### Problem requirements
Gather the lines below that include the string "Information", copying each in full.

### Records shown

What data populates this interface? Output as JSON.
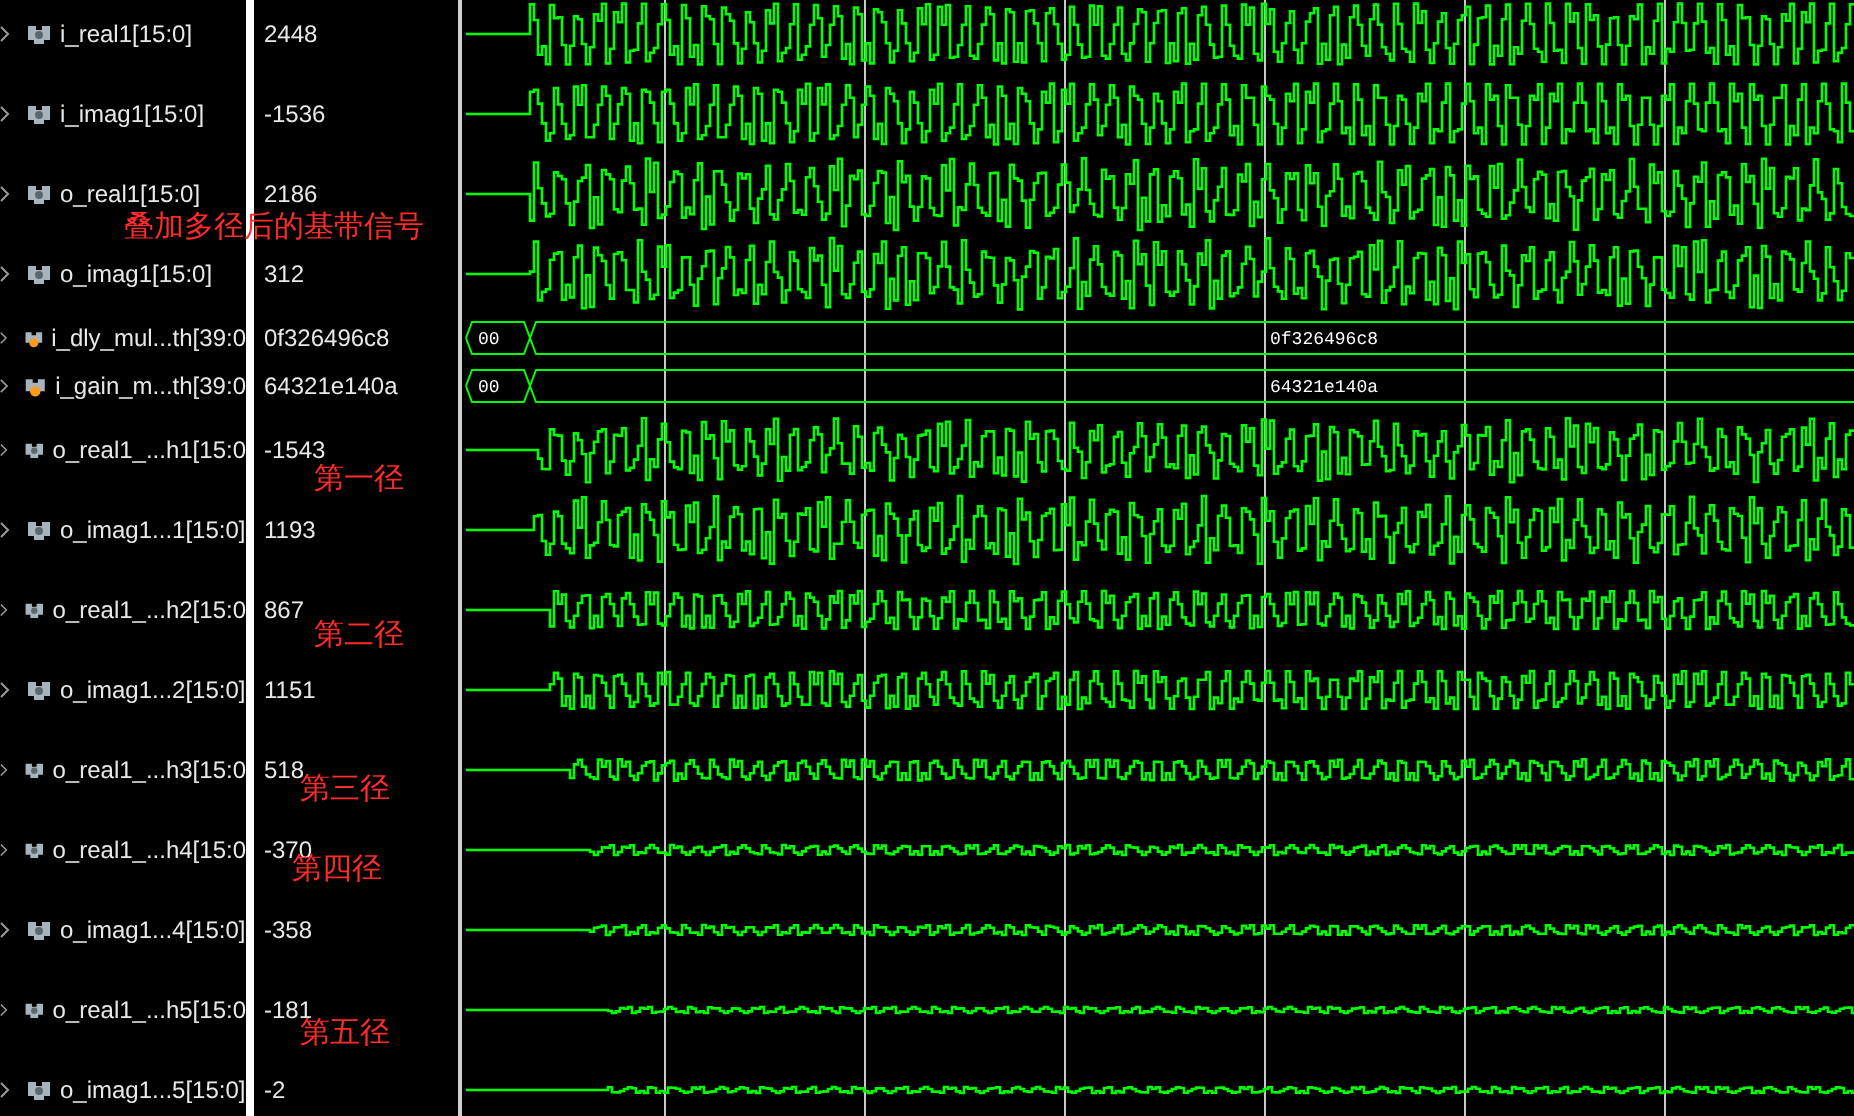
{
  "signals": [
    {
      "kind": "analog",
      "name": "i_real1[15:0]",
      "value": "2448"
    },
    {
      "kind": "analog",
      "name": "i_imag1[15:0]",
      "value": "-1536"
    },
    {
      "kind": "analog",
      "name": "o_real1[15:0]",
      "value": "2186"
    },
    {
      "kind": "analog",
      "name": "o_imag1[15:0]",
      "value": "312"
    },
    {
      "kind": "bus",
      "name": "i_dly_mul...th[39:0",
      "value": "0f326496c8",
      "segments": [
        "00",
        "0f326496c8"
      ]
    },
    {
      "kind": "bus",
      "name": "i_gain_m...th[39:0",
      "value": "64321e140a",
      "segments": [
        "00",
        "64321e140a"
      ]
    },
    {
      "kind": "analog",
      "name": "o_real1_...h1[15:0",
      "value": "-1543"
    },
    {
      "kind": "analog",
      "name": "o_imag1...1[15:0]",
      "value": "1193"
    },
    {
      "kind": "analog",
      "name": "o_real1_...h2[15:0",
      "value": "867"
    },
    {
      "kind": "analog",
      "name": "o_imag1...2[15:0]",
      "value": "1151"
    },
    {
      "kind": "analog",
      "name": "o_real1_...h3[15:0",
      "value": "518"
    },
    {
      "kind": "analog",
      "name": "o_real1_...h4[15:0",
      "value": "-370"
    },
    {
      "kind": "analog",
      "name": "o_imag1...4[15:0]",
      "value": "-358"
    },
    {
      "kind": "analog",
      "name": "o_real1_...h5[15:0",
      "value": "-181"
    },
    {
      "kind": "analog",
      "name": "o_imag1...5[15:0]",
      "value": "-2"
    }
  ],
  "annotations": [
    {
      "text": "叠加多径后的基带信号"
    },
    {
      "text": "第一径"
    },
    {
      "text": "第二径"
    },
    {
      "text": "第三径"
    },
    {
      "text": "第四径"
    },
    {
      "text": "第五径"
    }
  ]
}
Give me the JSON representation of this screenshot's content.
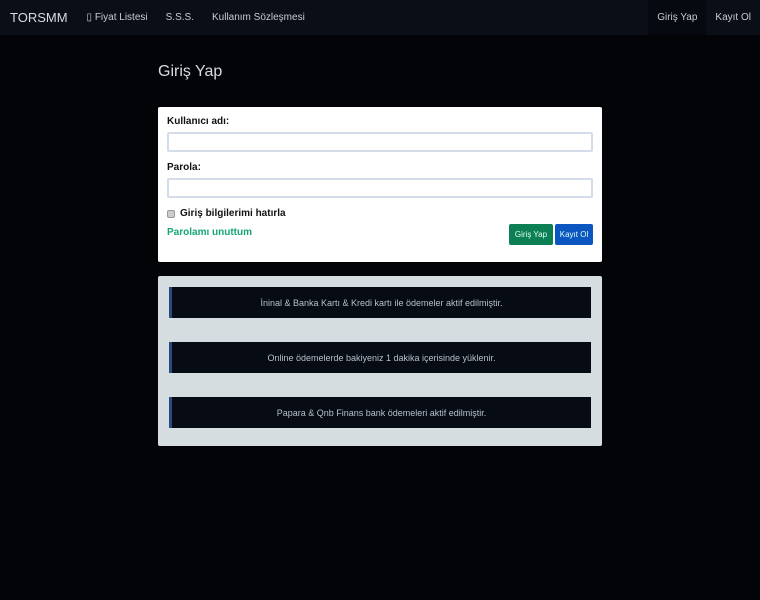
{
  "nav": {
    "brand": "TORSMM",
    "items": [
      "▯ Fiyat Listesi",
      "S.S.S.",
      "Kullanım Sözleşmesi"
    ],
    "right": [
      "Giriş Yap",
      "Kayıt Ol"
    ]
  },
  "title": "Giriş Yap",
  "form": {
    "username_label": "Kullanıcı adı:",
    "password_label": "Parola:",
    "remember": "Giriş bilgilerimi hatırla",
    "forgot": "Parolamı unuttum",
    "login": "Giriş Yap",
    "register": "Kayıt Ol"
  },
  "notes": [
    "İninal & Banka Kartı & Kredi kartı ile ödemeler aktif edilmiştir.",
    "Online ödemelerde bakiyeniz 1 dakika içerisinde yüklenir.",
    "Papara & Qnb Finans bank ödemeleri aktif edilmiştir."
  ]
}
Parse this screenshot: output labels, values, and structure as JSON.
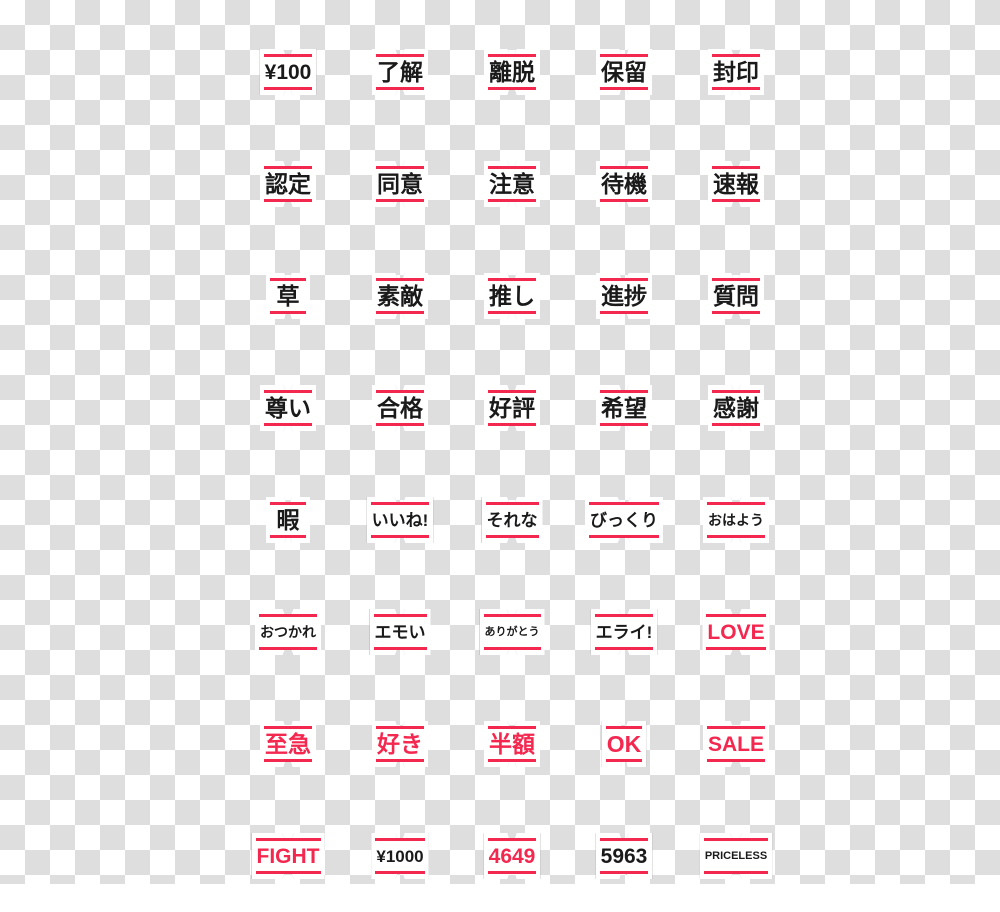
{
  "sheet": {
    "title": "Price Tag Sticker Sheet",
    "background": "transparent-checkerboard",
    "colors": {
      "accent_red": "#f4274f",
      "text_black": "#1a1a1a",
      "sticker_face": "#ffffff",
      "sticker_border": "#b4b4b4",
      "checker_gray": "#dedede",
      "checker_white": "#ffffff"
    },
    "grid": {
      "columns": 5,
      "rows": 8,
      "total": 40
    }
  },
  "stickers": [
    {
      "text": "¥100",
      "color": "black",
      "size": "lg",
      "script": "latin"
    },
    {
      "text": "了解",
      "color": "black",
      "size": "xl",
      "script": "cjk"
    },
    {
      "text": "離脱",
      "color": "black",
      "size": "xl",
      "script": "cjk"
    },
    {
      "text": "保留",
      "color": "black",
      "size": "xl",
      "script": "cjk"
    },
    {
      "text": "封印",
      "color": "black",
      "size": "xl",
      "script": "cjk"
    },
    {
      "text": "認定",
      "color": "black",
      "size": "xl",
      "script": "cjk"
    },
    {
      "text": "同意",
      "color": "black",
      "size": "xl",
      "script": "cjk"
    },
    {
      "text": "注意",
      "color": "black",
      "size": "xl",
      "script": "cjk"
    },
    {
      "text": "待機",
      "color": "black",
      "size": "xl",
      "script": "cjk"
    },
    {
      "text": "速報",
      "color": "black",
      "size": "xl",
      "script": "cjk"
    },
    {
      "text": "草",
      "color": "black",
      "size": "xl",
      "script": "cjk"
    },
    {
      "text": "素敵",
      "color": "black",
      "size": "xl",
      "script": "cjk"
    },
    {
      "text": "推し",
      "color": "black",
      "size": "xl",
      "script": "cjk"
    },
    {
      "text": "進捗",
      "color": "black",
      "size": "xl",
      "script": "cjk"
    },
    {
      "text": "質問",
      "color": "black",
      "size": "xl",
      "script": "cjk"
    },
    {
      "text": "尊い",
      "color": "black",
      "size": "xl",
      "script": "cjk"
    },
    {
      "text": "合格",
      "color": "black",
      "size": "xl",
      "script": "cjk"
    },
    {
      "text": "好評",
      "color": "black",
      "size": "xl",
      "script": "cjk"
    },
    {
      "text": "希望",
      "color": "black",
      "size": "xl",
      "script": "cjk"
    },
    {
      "text": "感謝",
      "color": "black",
      "size": "xl",
      "script": "cjk"
    },
    {
      "text": "暇",
      "color": "black",
      "size": "xl",
      "script": "cjk"
    },
    {
      "text": "いいね!",
      "color": "black",
      "size": "md",
      "script": "cjk"
    },
    {
      "text": "それな",
      "color": "black",
      "size": "md",
      "script": "cjk"
    },
    {
      "text": "びっくり",
      "color": "black",
      "size": "md",
      "script": "cjk"
    },
    {
      "text": "おはよう",
      "color": "black",
      "size": "sm",
      "script": "cjk"
    },
    {
      "text": "おつかれ",
      "color": "black",
      "size": "sm",
      "script": "cjk"
    },
    {
      "text": "エモい",
      "color": "black",
      "size": "md",
      "script": "cjk"
    },
    {
      "text": "ありがとう",
      "color": "black",
      "size": "xs",
      "script": "cjk"
    },
    {
      "text": "エライ!",
      "color": "black",
      "size": "md",
      "script": "cjk"
    },
    {
      "text": "LOVE",
      "color": "red",
      "size": "lg",
      "script": "latin"
    },
    {
      "text": "至急",
      "color": "red",
      "size": "xl",
      "script": "cjk"
    },
    {
      "text": "好き",
      "color": "red",
      "size": "xl",
      "script": "cjk"
    },
    {
      "text": "半額",
      "color": "red",
      "size": "xl",
      "script": "cjk"
    },
    {
      "text": "OK",
      "color": "red",
      "size": "xl",
      "script": "latin"
    },
    {
      "text": "SALE",
      "color": "red",
      "size": "lg",
      "script": "latin"
    },
    {
      "text": "FIGHT",
      "color": "red",
      "size": "lg",
      "script": "latin"
    },
    {
      "text": "¥1000",
      "color": "black",
      "size": "md",
      "script": "latin"
    },
    {
      "text": "4649",
      "color": "red",
      "size": "lg",
      "script": "latin"
    },
    {
      "text": "5963",
      "color": "black",
      "size": "lg",
      "script": "latin"
    },
    {
      "text": "PRICELESS",
      "color": "black",
      "size": "xs",
      "script": "latin"
    }
  ]
}
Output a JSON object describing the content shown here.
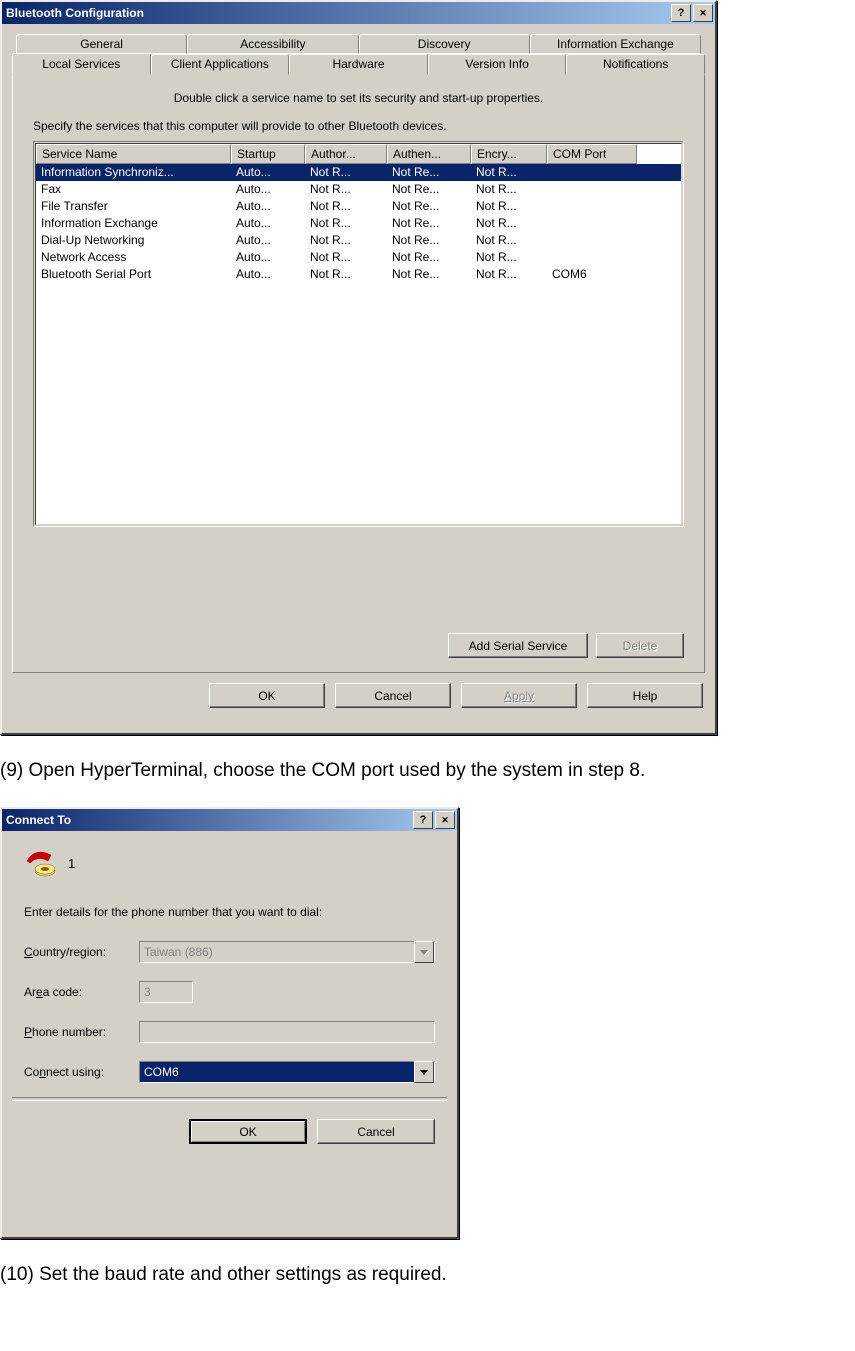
{
  "dialog1": {
    "title": "Bluetooth Configuration",
    "tabs_back": [
      "General",
      "Accessibility",
      "Discovery",
      "Information Exchange"
    ],
    "tabs_front": [
      "Local Services",
      "Client Applications",
      "Hardware",
      "Version Info",
      "Notifications"
    ],
    "active_tab": "Local Services",
    "hint1": "Double click a service name to set its security and start-up properties.",
    "hint2": "Specify the services that this computer will provide to other Bluetooth devices.",
    "columns": [
      "Service Name",
      "Startup",
      "Author...",
      "Authen...",
      "Encry...",
      "COM Port"
    ],
    "rows": [
      {
        "cells": [
          "Information Synchroniz...",
          "Auto...",
          "Not R...",
          "Not Re...",
          "Not R...",
          ""
        ],
        "selected": true
      },
      {
        "cells": [
          "Fax",
          "Auto...",
          "Not R...",
          "Not Re...",
          "Not R...",
          ""
        ],
        "selected": false
      },
      {
        "cells": [
          "File Transfer",
          "Auto...",
          "Not R...",
          "Not Re...",
          "Not R...",
          ""
        ],
        "selected": false
      },
      {
        "cells": [
          "Information Exchange",
          "Auto...",
          "Not R...",
          "Not Re...",
          "Not R...",
          ""
        ],
        "selected": false
      },
      {
        "cells": [
          "Dial-Up Networking",
          "Auto...",
          "Not R...",
          "Not Re...",
          "Not R...",
          ""
        ],
        "selected": false
      },
      {
        "cells": [
          "Network Access",
          "Auto...",
          "Not R...",
          "Not Re...",
          "Not R...",
          ""
        ],
        "selected": false
      },
      {
        "cells": [
          "Bluetooth Serial Port",
          "Auto...",
          "Not R...",
          "Not Re...",
          "Not R...",
          "COM6"
        ],
        "selected": false
      }
    ],
    "add_btn": "Add Serial Service",
    "delete_btn": "Delete",
    "ok": "OK",
    "cancel": "Cancel",
    "apply": "Apply",
    "help": "Help"
  },
  "step9": "(9)  Open HyperTerminal, choose the COM port used by the system in step 8.",
  "dialog2": {
    "title": "Connect To",
    "conn_name": "1",
    "instr": "Enter details for the phone number that you want to dial:",
    "labels": {
      "country_pre": "C",
      "country_mid": "ountry/region:",
      "area_pre": "Ar",
      "area_u": "e",
      "area_post": "a code:",
      "phone_pre": "P",
      "phone_post": "hone number:",
      "connect_pre": "Co",
      "connect_u": "n",
      "connect_post": "nect using:"
    },
    "country": "Taiwan (886)",
    "area": "3",
    "phone": "",
    "connect": "COM6",
    "ok": "OK",
    "cancel": "Cancel"
  },
  "step10": "(10)  Set the baud rate and other settings as required."
}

### Expected answer
      "Information Exchange"
          "Information Synchroniz...",
          "Information Exchange",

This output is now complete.